What is domestic violence?
Domestic violence in North Carolina is when someone you have had a “personal relationship” with does any of the following (to you or your minor child) – 1) attempts to cause bodily injury or intentionally causes bodily injury, 2) place you or a member of your family or household in fear of imminent serious bodily injury, 3) continued harassment that rises to such a level as to inflict substantial emotional distress, or 4) commits any rape or sexual offense. A “personal relationship” is defined as a relationship where the parties involved are current or former spouses, persons who live together or used to live together, someone you are related to, someone with whom you have a child in common, or someone you are dating or dated.
What is a Domestic Violence Protective Order (DVPO)
A Domestic Violence Protective order (DVPO) (commonly called a “restraining order”) is civil in nature and provides protection from someone with whom you have or had a “personal relationship” with. In order to obtain a final domestic violence protective order, you must prove that the defendant has committed acts of domestic violence against you or your children.
How long do DVPOs last?
These orders last up to one year, but you can ask the court to extend the order for an additional two years before it expires.
What is an ex parte order?
An ex parte order is temporary, immediate protection from the abuser/stalker.
When will a judge issue an ex parte order?
A judge may issue an ex parte order the same day you file your complaint if the judge believes that there is a serious and immediate danger to you or your child. If the judge does not issue the ex parte order on the same day, the court must hear the request within 72 hours or by the end of the next day on which court is in session, whichever is first.
How long do ex parte orders last?
An ex parte order will last 10 days from when the order is granted (and when your full court hearing takes place) or within 7 days from the date the defendant is served, whichever is later.
Similar to DVPOS, North Carolina has something called a “no-contact” or a 50C order. This is very similar to a DVPO. The main difference is that a no-contact order is meant to protect the individual seeking the order from unwanted sexual contact or stalking from someone whom they do NOT have an intimate or familial relationship with.
Although these orders are civil in nature, the violation of an order (whether a DVPO/50B or a no-contact/50C) has criminal consequences. Violation of a DVPO is a class A1 misdemeanor.
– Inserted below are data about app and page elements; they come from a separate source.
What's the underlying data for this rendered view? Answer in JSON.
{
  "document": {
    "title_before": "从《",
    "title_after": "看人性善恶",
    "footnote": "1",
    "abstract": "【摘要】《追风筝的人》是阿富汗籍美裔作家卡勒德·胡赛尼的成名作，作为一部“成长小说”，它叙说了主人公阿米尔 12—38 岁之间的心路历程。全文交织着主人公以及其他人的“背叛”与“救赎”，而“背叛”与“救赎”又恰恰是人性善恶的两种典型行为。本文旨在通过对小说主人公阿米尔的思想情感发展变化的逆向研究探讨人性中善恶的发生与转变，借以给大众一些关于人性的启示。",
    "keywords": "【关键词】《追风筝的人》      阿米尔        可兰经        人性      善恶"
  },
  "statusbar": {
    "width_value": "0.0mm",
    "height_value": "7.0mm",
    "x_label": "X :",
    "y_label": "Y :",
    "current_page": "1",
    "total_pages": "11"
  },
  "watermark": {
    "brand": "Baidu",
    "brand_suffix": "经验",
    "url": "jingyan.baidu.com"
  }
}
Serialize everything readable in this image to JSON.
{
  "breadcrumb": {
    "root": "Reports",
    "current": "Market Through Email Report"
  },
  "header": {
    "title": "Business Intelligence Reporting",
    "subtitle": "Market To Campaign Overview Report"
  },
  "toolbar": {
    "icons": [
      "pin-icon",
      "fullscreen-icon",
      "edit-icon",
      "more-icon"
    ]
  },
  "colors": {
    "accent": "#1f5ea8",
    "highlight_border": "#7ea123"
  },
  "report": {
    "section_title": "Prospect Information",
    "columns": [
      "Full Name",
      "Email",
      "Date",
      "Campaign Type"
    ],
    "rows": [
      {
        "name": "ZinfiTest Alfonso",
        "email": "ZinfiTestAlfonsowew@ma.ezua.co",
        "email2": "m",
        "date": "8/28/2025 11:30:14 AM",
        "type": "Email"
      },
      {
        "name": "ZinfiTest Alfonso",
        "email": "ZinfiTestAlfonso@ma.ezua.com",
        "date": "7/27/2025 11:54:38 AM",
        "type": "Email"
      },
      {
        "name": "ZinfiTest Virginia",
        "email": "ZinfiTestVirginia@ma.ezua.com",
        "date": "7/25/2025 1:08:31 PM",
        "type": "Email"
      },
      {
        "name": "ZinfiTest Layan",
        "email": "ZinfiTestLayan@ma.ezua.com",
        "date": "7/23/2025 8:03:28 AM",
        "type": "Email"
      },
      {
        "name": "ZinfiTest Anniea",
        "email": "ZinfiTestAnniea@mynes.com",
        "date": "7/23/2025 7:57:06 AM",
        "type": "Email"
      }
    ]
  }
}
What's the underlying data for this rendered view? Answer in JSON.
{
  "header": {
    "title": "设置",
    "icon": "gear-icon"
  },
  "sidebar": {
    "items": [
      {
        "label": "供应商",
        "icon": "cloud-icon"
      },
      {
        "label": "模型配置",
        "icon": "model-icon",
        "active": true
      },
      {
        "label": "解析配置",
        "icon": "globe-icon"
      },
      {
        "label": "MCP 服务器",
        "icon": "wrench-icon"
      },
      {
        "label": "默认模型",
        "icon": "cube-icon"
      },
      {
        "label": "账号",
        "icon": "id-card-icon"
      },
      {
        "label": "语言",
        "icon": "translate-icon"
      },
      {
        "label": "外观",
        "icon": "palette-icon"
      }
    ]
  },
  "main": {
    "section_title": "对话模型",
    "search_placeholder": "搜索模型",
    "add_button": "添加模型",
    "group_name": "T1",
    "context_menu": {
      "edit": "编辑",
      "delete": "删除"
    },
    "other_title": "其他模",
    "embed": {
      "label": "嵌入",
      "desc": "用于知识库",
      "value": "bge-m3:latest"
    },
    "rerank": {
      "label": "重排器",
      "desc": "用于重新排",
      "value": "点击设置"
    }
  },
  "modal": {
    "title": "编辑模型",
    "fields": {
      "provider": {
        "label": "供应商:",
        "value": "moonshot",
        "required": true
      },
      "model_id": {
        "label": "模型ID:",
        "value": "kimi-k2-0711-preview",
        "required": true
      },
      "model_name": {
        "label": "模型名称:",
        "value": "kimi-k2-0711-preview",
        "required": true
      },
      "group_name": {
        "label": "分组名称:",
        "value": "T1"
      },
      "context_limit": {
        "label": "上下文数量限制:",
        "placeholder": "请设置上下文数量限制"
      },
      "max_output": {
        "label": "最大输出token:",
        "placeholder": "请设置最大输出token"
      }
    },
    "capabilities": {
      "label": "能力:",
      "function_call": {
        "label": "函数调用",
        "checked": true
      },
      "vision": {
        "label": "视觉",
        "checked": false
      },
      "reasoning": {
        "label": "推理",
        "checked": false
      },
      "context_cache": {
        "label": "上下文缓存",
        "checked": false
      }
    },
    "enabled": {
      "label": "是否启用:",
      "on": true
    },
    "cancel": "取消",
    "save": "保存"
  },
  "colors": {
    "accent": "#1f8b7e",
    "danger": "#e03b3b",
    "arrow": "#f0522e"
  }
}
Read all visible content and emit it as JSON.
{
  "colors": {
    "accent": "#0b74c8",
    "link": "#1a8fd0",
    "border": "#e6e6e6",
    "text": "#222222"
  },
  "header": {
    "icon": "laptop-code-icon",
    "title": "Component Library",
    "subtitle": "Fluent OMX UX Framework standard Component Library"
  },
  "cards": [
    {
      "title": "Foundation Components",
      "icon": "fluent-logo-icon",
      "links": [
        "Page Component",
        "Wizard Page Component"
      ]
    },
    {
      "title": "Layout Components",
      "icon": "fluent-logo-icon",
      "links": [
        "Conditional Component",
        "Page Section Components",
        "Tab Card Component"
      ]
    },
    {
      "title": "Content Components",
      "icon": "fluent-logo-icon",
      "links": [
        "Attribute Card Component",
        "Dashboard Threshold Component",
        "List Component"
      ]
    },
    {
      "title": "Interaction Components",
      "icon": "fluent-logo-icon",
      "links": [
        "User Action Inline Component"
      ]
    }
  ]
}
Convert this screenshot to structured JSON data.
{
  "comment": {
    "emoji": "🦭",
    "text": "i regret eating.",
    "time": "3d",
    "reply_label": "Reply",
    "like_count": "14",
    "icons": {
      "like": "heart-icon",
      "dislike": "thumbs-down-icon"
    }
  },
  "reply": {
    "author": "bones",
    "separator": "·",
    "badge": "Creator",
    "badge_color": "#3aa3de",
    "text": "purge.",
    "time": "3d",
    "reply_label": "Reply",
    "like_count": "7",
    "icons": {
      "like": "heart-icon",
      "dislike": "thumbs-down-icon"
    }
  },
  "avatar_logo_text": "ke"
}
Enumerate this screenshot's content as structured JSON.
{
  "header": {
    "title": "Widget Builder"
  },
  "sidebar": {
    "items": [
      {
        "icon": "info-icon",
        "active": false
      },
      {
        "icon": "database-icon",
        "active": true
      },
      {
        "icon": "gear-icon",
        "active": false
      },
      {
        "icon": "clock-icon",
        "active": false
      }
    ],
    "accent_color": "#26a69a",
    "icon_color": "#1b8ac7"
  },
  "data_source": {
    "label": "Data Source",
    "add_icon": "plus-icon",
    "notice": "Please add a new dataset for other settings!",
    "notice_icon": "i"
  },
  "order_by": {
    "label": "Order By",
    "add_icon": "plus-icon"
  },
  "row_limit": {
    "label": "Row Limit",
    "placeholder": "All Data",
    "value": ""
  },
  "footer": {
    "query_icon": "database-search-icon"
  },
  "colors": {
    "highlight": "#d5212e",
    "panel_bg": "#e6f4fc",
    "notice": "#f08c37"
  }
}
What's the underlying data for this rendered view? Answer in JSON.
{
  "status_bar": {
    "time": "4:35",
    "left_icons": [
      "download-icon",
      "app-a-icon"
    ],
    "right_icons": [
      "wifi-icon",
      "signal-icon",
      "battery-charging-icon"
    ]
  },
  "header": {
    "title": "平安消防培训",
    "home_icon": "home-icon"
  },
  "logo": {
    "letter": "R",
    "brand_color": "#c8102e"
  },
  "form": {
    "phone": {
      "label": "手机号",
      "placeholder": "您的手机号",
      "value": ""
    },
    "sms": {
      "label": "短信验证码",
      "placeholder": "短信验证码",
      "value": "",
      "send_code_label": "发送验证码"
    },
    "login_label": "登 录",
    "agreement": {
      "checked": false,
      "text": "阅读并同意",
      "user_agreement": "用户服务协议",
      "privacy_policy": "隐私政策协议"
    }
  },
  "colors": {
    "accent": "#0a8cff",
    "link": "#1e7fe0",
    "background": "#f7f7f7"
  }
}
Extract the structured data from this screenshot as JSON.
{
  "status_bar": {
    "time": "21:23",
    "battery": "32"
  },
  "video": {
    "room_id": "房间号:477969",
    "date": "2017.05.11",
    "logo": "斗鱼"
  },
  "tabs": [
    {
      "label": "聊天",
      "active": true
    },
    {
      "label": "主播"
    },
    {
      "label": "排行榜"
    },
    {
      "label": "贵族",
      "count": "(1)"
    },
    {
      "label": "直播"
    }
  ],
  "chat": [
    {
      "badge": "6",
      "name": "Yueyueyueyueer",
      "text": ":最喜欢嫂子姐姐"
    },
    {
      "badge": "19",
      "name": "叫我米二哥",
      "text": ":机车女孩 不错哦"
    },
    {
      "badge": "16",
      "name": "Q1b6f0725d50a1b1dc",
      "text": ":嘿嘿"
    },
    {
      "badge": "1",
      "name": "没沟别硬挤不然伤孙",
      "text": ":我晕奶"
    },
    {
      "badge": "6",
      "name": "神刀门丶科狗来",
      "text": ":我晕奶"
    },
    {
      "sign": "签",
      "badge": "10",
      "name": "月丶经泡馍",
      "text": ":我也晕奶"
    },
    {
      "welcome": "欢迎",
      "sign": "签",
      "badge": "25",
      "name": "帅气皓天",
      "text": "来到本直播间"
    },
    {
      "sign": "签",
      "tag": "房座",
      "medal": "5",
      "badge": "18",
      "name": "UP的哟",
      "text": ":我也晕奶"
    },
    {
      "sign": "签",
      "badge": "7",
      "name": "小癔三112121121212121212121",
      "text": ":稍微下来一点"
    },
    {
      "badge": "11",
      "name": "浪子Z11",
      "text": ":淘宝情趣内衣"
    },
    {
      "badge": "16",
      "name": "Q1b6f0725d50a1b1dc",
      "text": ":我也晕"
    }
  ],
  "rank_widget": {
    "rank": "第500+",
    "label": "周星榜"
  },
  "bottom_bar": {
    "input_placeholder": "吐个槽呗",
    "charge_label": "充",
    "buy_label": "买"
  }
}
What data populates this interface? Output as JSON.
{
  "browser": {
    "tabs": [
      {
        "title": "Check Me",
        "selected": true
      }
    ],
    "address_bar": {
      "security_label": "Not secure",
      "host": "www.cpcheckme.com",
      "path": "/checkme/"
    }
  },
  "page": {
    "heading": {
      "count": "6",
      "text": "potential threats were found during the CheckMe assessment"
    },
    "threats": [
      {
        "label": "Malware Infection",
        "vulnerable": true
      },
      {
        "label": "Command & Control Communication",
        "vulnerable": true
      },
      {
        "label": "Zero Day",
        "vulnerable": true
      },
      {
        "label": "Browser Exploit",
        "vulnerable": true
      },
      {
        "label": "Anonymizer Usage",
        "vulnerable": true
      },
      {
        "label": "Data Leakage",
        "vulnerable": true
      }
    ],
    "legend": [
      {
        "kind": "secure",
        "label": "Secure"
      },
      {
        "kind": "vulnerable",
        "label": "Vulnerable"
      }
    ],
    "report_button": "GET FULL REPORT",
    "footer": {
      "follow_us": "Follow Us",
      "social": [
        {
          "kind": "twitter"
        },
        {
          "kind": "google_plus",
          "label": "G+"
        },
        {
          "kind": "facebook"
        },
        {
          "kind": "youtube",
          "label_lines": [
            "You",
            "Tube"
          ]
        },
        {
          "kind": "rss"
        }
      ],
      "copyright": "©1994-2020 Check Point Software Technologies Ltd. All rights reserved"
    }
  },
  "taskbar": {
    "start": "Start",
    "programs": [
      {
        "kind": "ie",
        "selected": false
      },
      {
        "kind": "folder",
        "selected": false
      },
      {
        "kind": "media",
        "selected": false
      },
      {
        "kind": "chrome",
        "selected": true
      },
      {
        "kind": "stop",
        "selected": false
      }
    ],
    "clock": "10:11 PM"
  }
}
This is the most serious level of misdemeanor and can result in jail time, regardless of one’s criminal conviction record.
Domestic Violence Protective Orders in North Carolina
(Commonly referred to as “Restraining Order,” “DVPO,” or “50B”)